What the task requires:
Return the following entries exactly, word for word.

[Page and application data records]
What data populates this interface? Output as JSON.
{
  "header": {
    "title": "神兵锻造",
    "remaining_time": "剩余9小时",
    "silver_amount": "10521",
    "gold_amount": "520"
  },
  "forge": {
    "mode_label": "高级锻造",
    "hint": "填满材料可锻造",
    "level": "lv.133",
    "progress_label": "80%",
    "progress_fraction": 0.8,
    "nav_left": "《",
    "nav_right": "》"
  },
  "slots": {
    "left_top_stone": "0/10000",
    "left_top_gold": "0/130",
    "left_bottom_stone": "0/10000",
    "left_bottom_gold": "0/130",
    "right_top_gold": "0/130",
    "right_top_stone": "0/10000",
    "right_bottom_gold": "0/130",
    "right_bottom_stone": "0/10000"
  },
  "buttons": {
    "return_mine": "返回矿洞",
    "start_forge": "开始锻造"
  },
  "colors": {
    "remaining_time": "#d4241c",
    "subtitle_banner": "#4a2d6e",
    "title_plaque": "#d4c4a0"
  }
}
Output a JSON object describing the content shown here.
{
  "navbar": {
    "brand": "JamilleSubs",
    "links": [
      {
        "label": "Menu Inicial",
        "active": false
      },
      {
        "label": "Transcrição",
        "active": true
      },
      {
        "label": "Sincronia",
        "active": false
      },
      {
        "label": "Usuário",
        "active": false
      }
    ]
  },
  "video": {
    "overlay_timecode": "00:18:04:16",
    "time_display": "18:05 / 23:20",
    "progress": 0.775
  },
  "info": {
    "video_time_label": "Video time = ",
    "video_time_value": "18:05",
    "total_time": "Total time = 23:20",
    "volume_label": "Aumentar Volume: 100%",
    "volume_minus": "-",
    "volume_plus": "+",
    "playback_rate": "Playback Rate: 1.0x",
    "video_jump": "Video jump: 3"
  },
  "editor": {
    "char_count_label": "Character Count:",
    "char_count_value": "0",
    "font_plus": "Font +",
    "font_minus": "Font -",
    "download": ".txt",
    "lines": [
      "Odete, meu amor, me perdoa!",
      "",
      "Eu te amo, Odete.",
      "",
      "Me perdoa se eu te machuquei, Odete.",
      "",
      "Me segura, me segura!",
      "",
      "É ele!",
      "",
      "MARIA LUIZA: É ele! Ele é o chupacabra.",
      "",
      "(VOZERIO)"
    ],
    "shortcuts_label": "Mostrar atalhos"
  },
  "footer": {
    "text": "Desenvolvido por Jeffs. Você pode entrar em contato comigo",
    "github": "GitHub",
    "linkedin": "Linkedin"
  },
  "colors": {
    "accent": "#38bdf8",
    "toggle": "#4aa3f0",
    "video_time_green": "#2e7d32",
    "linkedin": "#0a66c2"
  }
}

Written reply:
What data populates this interface? Output as JSON.
{
  "header": {
    "title": "神兵锻造",
    "remaining_time": "剩余9小时",
    "silver_amount": "10521",
    "gold_amount": "520"
  },
  "forge": {
    "mode_label": "高级锻造",
    "hint": "填满材料可锻造",
    "level": "lv.133",
    "progress_label": "80%",
    "progress_fraction": 0.8,
    "nav_left": "《",
    "nav_right": "》"
  },
  "slots": {
    "left_top_stone": "0/10000",
    "left_top_gold": "0/130",
    "left_bottom_stone": "0/10000",
    "left_bottom_gold": "0/130",
    "right_top_gold": "0/130",
    "right_top_stone": "0/10000",
    "right_bottom_gold": "0/130",
    "right_bottom_stone": "0/10000"
  },
  "buttons": {
    "return_mine": "返回矿洞",
    "start_forge": "开始锻造"
  },
  "colors": {
    "remaining_time": "#d4241c",
    "subtitle_banner": "#4a2d6e",
    "title_plaque": "#d4c4a0"
  }
}
Output a JSON object describing the content shown here.
{
  "navbar": {
    "brand": "JamilleSubs",
    "links": [
      {
        "label": "Menu Inicial",
        "active": false
      },
      {
        "label": "Transcrição",
        "active": true
      },
      {
        "label": "Sincronia",
        "active": false
      },
      {
        "label": "Usuário",
        "active": false
      }
    ]
  },
  "video": {
    "overlay_timecode": "00:18:04:16",
    "time_display": "18:05 / 23:20",
    "progress": 0.775
  },
  "info": {
    "video_time_label": "Video time = ",
    "video_time_value": "18:05",
    "total_time": "Total time = 23:20",
    "volume_label": "Aumentar Volume: 100%",
    "volume_minus": "-",
    "volume_plus": "+",
    "playback_rate": "Playback Rate: 1.0x",
    "video_jump": "Video jump: 3"
  },
  "editor": {
    "char_count_label": "Character Count:",
    "char_count_value": "0",
    "font_plus": "Font +",
    "font_minus": "Font -",
    "download": ".txt",
    "lines": [
      "Odete, meu amor, me perdoa!",
      "",
      "Eu te amo, Odete.",
      "",
      "Me perdoa se eu te machuquei, Odete.",
      "",
      "Me segura, me segura!",
      "",
      "É ele!",
      "",
      "MARIA LUIZA: É ele! Ele é o chupacabra.",
      "",
      "(VOZERIO)"
    ],
    "shortcuts_label": "Mostrar atalhos"
  },
  "footer": {
    "text": "Desenvolvido por Jeffs. Você pode entrar em contato comigo",
    "github": "GitHub",
    "linkedin": "Linkedin"
  },
  "colors": {
    "accent": "#38bdf8",
    "toggle": "#4aa3f0",
    "video_time_green": "#2e7d32",
    "linkedin": "#0a66c2"
  }
}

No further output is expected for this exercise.